In realizing the potency buried in a past present, Hamilton reveals the power of art—especially the performing arts of music and dance.

By revealing history as something people make, Hamilton invites people now to participate, as fully and consciously as possible, in continuing to build a better world.

Here, the movement of words and sounds and bodily selves across the stage is the substance of that invitation. The pulse of the rapping, the lilt of the melodies, the joy and anguish evident in the delivery all hook the listener right under the ribs. The musical sounds out what Nietzsche called “elemental rhythms,” revealing the connective tissue of humanity. What happens in response is magical.

Listeners are not only given a picture of history in the making, they have a visceral experience of their own participation in it. The musical would not exist, it would not succeed, it would not continue, if not for a flesh and blood audience that is and can be moved by the movement of other bodily selves.

In this way, the contemporary musical styles and the racial composition of the cast do more than link present and past.
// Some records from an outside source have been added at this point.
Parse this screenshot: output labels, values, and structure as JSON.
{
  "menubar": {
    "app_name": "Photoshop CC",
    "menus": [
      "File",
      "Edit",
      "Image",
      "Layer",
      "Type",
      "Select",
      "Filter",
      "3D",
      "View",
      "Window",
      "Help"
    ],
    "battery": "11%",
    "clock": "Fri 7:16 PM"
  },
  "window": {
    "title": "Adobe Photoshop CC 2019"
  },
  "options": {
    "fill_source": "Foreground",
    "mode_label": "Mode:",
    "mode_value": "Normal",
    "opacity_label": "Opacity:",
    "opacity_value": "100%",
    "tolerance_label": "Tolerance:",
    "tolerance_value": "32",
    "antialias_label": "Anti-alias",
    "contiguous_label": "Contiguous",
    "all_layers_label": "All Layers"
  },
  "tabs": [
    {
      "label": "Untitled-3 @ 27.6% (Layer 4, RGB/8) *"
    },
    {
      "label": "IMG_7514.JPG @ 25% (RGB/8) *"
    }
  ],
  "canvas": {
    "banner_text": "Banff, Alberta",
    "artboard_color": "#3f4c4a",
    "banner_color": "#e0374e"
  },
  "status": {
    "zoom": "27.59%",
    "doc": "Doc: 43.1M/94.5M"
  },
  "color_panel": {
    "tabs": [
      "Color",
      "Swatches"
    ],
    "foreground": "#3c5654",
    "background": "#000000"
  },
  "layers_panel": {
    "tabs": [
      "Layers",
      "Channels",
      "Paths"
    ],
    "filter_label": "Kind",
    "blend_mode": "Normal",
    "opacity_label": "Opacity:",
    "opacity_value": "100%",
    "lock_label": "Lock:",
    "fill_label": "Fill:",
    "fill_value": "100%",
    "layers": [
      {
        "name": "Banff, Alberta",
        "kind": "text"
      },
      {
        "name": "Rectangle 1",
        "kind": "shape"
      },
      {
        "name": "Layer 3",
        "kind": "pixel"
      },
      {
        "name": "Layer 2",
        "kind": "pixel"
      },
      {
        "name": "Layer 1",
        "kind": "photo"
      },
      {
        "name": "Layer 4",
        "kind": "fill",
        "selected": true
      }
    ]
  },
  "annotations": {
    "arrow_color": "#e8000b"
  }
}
They provide those who experience the musical—or its soundtrack—with a visceral connection to the dynamic, ever-unfolding reality of history in the making.

As audience members, we are invited to keep rehearsing the patterns of song and speech that manifest the inclusive potential of the US nation. We are invited to create and become the shapes of attention and action that make that meaning, that reality, true. And with every refrain, clanging through our brain, we do.

Of course, not everyone has access to the Broadway show. Tickets are pricey, as they were for Miranda when he was growing up in Manhattan. As a child, he listened to soundtracks from shows he could not afford to see. But the Rockefeller Foundation is buying tickets for 20,000 school children, who will make up their own raps in response. The show holds a lottery for $10 front row seats every show. And there is the soundtrack, which people like those in our family can play, non-stop. And we do. Helpless.

About the Author

Kimerer L. LaMothe, Ph.D., is a dancer, philosopher, and author of five books, including Why We Dance, Nietzsche's Dancers, and What a Body Knows.